He left the Debenhams rival in 2015 to become chief financial officer at Game, a position he held for two and a half years.
He is currently the chairman of upmarket accessories retailer Radley London and a non-executive director at Ann Summers’ parent company GGI.
Should his appointment as Debenhams’ new chair be confirmed, his immediate remit would be to assist chief executive Stefaan Vansteenkiste during the crucial fourth quarter, which comprises the peak Christmas trading period.
Vansteenkiste is a restructuring veteran from Alvarez & Marsal who became Debenhams’ chief executive during summer.
Earlier this month, Debenhams secured an extra £50 million of funding to provide it with additional liquidity and to help it get through the crucial Christmas trading period.
The struggling department store said some of its current lenders within Celine Holdings had agreed to stump up the extra money on “substantially” the same terms as a £200 million loan in March.
When Celine Holdings took control of Debenhams in spring, it launched a CVA which recently cleared a major obstacle in the High Court so it can push on with its plans to bring the business back to profitability.

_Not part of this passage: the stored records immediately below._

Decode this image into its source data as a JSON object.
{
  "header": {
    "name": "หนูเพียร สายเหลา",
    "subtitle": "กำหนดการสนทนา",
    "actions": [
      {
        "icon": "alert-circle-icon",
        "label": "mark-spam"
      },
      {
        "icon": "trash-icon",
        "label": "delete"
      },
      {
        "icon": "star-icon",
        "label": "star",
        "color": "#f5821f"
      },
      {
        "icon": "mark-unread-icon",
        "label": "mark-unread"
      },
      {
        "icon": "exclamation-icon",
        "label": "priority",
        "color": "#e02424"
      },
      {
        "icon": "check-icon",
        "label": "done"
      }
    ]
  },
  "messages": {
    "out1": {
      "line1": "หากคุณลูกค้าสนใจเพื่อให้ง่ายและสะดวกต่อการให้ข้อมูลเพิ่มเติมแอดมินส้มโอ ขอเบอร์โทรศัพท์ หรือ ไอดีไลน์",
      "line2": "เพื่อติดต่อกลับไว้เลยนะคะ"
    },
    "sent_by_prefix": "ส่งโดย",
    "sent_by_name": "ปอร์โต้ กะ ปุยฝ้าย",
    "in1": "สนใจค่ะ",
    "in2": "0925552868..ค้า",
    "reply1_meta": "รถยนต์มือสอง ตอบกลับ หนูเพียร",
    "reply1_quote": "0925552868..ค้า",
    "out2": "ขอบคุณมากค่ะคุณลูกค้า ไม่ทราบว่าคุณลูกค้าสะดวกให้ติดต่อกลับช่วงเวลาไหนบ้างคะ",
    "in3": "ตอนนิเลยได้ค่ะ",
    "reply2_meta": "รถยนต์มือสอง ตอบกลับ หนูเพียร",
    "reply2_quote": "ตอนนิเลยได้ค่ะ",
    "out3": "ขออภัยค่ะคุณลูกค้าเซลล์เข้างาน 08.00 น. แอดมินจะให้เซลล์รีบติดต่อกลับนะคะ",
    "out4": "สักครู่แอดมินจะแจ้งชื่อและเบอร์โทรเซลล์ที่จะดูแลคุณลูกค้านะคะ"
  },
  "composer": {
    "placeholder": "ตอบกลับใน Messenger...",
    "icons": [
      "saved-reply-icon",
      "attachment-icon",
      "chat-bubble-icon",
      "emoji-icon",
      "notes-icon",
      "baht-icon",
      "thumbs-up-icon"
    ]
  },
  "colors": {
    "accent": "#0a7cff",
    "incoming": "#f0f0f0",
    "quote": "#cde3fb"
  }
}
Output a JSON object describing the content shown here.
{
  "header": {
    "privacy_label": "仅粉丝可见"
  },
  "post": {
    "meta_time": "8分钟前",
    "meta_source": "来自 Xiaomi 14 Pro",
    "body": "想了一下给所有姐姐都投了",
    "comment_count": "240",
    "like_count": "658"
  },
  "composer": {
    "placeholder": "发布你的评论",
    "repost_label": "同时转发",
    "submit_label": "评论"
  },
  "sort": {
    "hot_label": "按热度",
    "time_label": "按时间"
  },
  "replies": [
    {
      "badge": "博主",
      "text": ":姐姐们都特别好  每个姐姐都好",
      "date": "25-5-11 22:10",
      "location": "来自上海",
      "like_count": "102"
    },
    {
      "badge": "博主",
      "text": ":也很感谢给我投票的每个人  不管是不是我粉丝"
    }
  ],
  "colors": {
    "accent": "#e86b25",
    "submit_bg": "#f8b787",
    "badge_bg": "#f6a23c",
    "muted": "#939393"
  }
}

The department store chain will operate as usual until Christmas, but by January 2020 it will shut down 22 stores and rent reductions or lease negotiations on a further 105 stores will have been sought.
After the initial batch of store closures, Debenhams will eventually close down a total of 50 of its 166 stores.
Thousands of jobs are estimated to be cut as a result of the CVA process.